Love Child

Off-Broadway, Play

Location: New World Stages (340 West 50th Street)

BOTTOM LINE: It's like watching two guys with multiple personality disorder on uppers.

Know who the two hardest working men in show business are? It has to be Robert Stanton and Daniel Jenkins, the sole cast members (and playwrights) of off-Broadway's Love Child, who tackle 22 characters between them (often at the same time). Their 90 minute, intermission-less play-within-a-play is an energetic marathon of characters, voices and sound effects, and Stanton and Jenkins do it all. These two guys manage to tell a very full story with well, with just themselves. And it's pretty unbelievable to witness.

Love Child is a love letter to the theatre. The story centers around Joel, a performer, writer and director currently starring in his own off-off-Broadway play called (not so coincidentally) Love Child. It's potentially his big break because some producers are in the audience and in true farcical fashion everything that goes wrong does. Out of the madness stems overdramatic reactions as the cast and crew try to cope...subsequent hilarity ensues.

Plot-wise, Love Child isn't exceptionally unique or exciting. Theatre about theatre frequently feels stale and it's hard to avoid navel-gazing when the line between onstage and offstage is so thin. Maybe I'm just jaded because it's such an overused theme, but you don't see Love Child because you want Shakespeare. And frankly, the plot is just a vehicle for Stanton and Jenkins to deliver hilarious characterizations and show off their tremendous comic chops. Because that's what it's really all about.

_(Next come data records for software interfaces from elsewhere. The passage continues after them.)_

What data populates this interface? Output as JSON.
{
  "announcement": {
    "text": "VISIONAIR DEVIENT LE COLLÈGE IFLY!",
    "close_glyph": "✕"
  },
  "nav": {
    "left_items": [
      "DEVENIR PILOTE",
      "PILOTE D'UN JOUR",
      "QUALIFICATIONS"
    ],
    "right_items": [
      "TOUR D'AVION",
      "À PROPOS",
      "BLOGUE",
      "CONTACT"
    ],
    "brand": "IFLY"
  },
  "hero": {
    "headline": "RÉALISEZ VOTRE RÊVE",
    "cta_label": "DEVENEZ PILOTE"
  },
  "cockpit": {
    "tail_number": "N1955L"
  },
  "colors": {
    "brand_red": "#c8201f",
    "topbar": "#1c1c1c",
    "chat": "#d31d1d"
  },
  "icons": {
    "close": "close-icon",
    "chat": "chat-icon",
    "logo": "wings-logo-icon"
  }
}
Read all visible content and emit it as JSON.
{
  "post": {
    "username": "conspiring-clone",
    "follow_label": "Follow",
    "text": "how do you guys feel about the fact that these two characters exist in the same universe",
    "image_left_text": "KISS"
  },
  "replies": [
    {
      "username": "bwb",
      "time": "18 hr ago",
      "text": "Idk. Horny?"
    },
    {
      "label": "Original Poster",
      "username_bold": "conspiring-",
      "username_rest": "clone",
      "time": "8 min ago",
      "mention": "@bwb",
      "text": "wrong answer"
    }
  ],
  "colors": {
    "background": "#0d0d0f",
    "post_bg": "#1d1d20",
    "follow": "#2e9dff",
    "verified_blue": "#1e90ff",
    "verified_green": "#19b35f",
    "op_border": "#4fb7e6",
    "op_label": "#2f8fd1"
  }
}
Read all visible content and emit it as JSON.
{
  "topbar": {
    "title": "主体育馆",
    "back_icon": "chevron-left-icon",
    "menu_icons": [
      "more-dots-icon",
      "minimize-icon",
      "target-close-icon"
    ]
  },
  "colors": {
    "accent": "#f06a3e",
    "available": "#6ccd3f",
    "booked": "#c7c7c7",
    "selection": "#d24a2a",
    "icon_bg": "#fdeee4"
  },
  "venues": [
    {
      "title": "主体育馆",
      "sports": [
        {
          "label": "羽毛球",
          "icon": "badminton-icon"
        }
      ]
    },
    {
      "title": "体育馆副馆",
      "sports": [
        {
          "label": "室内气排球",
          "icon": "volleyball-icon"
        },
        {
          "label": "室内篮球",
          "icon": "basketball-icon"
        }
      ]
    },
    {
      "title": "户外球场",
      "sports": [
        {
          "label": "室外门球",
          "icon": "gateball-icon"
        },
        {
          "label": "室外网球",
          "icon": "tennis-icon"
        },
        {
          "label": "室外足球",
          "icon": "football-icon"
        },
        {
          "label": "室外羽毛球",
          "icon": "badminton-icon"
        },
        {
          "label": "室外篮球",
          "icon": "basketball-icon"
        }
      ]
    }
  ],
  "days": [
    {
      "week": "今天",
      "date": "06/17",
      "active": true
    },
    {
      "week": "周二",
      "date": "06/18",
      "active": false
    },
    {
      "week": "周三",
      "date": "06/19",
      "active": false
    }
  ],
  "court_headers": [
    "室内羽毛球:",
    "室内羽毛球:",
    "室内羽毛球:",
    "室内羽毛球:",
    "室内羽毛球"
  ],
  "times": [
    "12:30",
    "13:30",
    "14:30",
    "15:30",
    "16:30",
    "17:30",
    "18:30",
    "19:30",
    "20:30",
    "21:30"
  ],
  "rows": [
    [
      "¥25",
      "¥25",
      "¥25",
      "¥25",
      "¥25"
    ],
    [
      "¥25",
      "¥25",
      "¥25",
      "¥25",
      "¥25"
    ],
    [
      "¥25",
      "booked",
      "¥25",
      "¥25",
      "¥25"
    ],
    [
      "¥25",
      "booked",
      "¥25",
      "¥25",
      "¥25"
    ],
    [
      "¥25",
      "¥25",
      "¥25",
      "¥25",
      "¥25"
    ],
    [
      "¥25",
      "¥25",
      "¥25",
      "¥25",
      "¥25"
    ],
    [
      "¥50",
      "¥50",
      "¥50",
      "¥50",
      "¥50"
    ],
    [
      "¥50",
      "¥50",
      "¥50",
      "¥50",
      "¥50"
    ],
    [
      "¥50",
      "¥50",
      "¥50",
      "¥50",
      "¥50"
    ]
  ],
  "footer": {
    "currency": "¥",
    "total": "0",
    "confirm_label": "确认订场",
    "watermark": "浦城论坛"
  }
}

I sort of can't describe the speed at which Stanton and Jenkins flip from one character to another, but let's just say the story clips along at a speedy pace and most of the time there are more than two characters on that stage at one time. With clever nuances like posture, gestures, vocal inflection and pitch, all 22 characters are specific and it's usually simple to distinguish one from another. That doesn't mean the story is easy to follow. It's a freaking whirlwind, afterall. But in terms of clarification, Stanton, Jenkins and director Carl Forsman do a noble job keeping it on track. The staging helps with the clarification too, as Forsman establishes placement for each character. To keep things interesting, Stanton and Jenkins use the whole space to their advantage, sometimes even jumping into the audience when appropriate (the story does take place in a theatre).

It's obvious that Stanton and Jenkins are first-rate performers and their numerous Broadway credits are understandable. Impressively, their hefty bios include drama, classics and musicals, as well as comedy, which pretty much leads me to believe there isn't anything these two can't do. But aside from my awe for the performances Love Child offers, the show offers a fun night at the theatre too. You have to pay attention, so I can't say it's total escapism, but it isn't heavy stuff either. It's just an entertaining 90 minute ride.

(Love Child plays a limited engagement through January 3, 2010 at New World Stages, 340 West 50th Street between 8th and 9th Avenues. Performances are Monday at 8pm, Wednesday through Friday at 8pm, Saturday at 4pm and 8pm and Sunday at 3pm and 7pm. Tickets are regularly $69.50-$99.50 but use discount code LCBBOX909 for $29.50-$39.50 tickets. To purchase tickets call 800.432.7250 or visit For more show info visit